LISTED RECORDS:
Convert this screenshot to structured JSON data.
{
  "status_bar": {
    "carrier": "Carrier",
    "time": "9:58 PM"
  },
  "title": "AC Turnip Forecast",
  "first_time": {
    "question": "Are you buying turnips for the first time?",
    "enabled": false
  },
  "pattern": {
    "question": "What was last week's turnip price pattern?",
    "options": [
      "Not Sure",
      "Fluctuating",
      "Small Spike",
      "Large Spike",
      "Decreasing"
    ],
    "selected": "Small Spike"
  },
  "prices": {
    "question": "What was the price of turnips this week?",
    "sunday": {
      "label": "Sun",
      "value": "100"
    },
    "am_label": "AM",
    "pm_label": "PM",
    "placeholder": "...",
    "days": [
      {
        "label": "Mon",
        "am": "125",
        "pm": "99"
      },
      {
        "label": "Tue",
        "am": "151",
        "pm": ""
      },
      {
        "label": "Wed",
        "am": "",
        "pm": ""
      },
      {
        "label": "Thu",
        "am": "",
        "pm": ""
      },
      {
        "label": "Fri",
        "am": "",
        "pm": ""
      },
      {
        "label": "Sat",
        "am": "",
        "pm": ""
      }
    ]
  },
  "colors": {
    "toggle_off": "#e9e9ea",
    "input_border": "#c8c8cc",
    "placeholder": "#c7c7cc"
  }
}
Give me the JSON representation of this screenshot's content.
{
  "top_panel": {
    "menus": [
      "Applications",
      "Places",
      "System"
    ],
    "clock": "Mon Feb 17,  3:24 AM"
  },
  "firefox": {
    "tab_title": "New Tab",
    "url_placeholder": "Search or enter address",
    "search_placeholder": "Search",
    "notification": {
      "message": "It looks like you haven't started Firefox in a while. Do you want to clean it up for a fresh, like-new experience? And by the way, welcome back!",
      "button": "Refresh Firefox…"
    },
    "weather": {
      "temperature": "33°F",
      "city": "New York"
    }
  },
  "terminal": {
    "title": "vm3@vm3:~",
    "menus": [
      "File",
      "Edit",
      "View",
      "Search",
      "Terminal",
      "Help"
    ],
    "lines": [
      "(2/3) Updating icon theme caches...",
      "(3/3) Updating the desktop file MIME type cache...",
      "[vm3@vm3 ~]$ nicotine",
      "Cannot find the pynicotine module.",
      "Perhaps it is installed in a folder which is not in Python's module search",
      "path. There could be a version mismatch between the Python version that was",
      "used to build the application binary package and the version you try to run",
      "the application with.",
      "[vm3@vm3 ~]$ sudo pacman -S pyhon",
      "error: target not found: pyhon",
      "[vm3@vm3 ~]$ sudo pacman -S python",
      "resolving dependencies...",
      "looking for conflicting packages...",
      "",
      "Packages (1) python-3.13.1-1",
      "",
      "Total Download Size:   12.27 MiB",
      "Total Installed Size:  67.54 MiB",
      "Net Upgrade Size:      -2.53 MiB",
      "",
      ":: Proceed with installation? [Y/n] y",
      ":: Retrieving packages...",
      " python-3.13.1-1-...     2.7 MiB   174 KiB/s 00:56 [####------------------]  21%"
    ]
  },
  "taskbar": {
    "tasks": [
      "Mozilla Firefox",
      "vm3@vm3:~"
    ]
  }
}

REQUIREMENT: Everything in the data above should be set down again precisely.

RESPONSE AREA:
Convert this screenshot to structured JSON data.
{
  "status_bar": {
    "carrier": "Carrier",
    "time": "9:58 PM"
  },
  "title": "AC Turnip Forecast",
  "first_time": {
    "question": "Are you buying turnips for the first time?",
    "enabled": false
  },
  "pattern": {
    "question": "What was last week's turnip price pattern?",
    "options": [
      "Not Sure",
      "Fluctuating",
      "Small Spike",
      "Large Spike",
      "Decreasing"
    ],
    "selected": "Small Spike"
  },
  "prices": {
    "question": "What was the price of turnips this week?",
    "sunday": {
      "label": "Sun",
      "value": "100"
    },
    "am_label": "AM",
    "pm_label": "PM",
    "placeholder": "...",
    "days": [
      {
        "label": "Mon",
        "am": "125",
        "pm": "99"
      },
      {
        "label": "Tue",
        "am": "151",
        "pm": ""
      },
      {
        "label": "Wed",
        "am": "",
        "pm": ""
      },
      {
        "label": "Thu",
        "am": "",
        "pm": ""
      },
      {
        "label": "Fri",
        "am": "",
        "pm": ""
      },
      {
        "label": "Sat",
        "am": "",
        "pm": ""
      }
    ]
  },
  "colors": {
    "toggle_off": "#e9e9ea",
    "input_border": "#c8c8cc",
    "placeholder": "#c7c7cc"
  }
}
Give me the JSON representation of this screenshot's content.
{
  "top_panel": {
    "menus": [
      "Applications",
      "Places",
      "System"
    ],
    "clock": "Mon Feb 17,  3:24 AM"
  },
  "firefox": {
    "tab_title": "New Tab",
    "url_placeholder": "Search or enter address",
    "search_placeholder": "Search",
    "notification": {
      "message": "It looks like you haven't started Firefox in a while. Do you want to clean it up for a fresh, like-new experience? And by the way, welcome back!",
      "button": "Refresh Firefox…"
    },
    "weather": {
      "temperature": "33°F",
      "city": "New York"
    }
  },
  "terminal": {
    "title": "vm3@vm3:~",
    "menus": [
      "File",
      "Edit",
      "View",
      "Search",
      "Terminal",
      "Help"
    ],
    "lines": [
      "(2/3) Updating icon theme caches...",
      "(3/3) Updating the desktop file MIME type cache...",
      "[vm3@vm3 ~]$ nicotine",
      "Cannot find the pynicotine module.",
      "Perhaps it is installed in a folder which is not in Python's module search",
      "path. There could be a version mismatch between the Python version that was",
      "used to build the application binary package and the version you try to run",
      "the application with.",
      "[vm3@vm3 ~]$ sudo pacman -S pyhon",
      "error: target not found: pyhon",
      "[vm3@vm3 ~]$ sudo pacman -S python",
      "resolving dependencies...",
      "looking for conflicting packages...",
      "",
      "Packages (1) python-3.13.1-1",
      "",
      "Total Download Size:   12.27 MiB",
      "Total Installed Size:  67.54 MiB",
      "Net Upgrade Size:      -2.53 MiB",
      "",
      ":: Proceed with installation? [Y/n] y",
      ":: Retrieving packages...",
      " python-3.13.1-1-...     2.7 MiB   174 KiB/s 00:56 [####------------------]  21%"
    ]
  },
  "taskbar": {
    "tasks": [
      "Mozilla Firefox",
      "vm3@vm3:~"
    ]
  }
}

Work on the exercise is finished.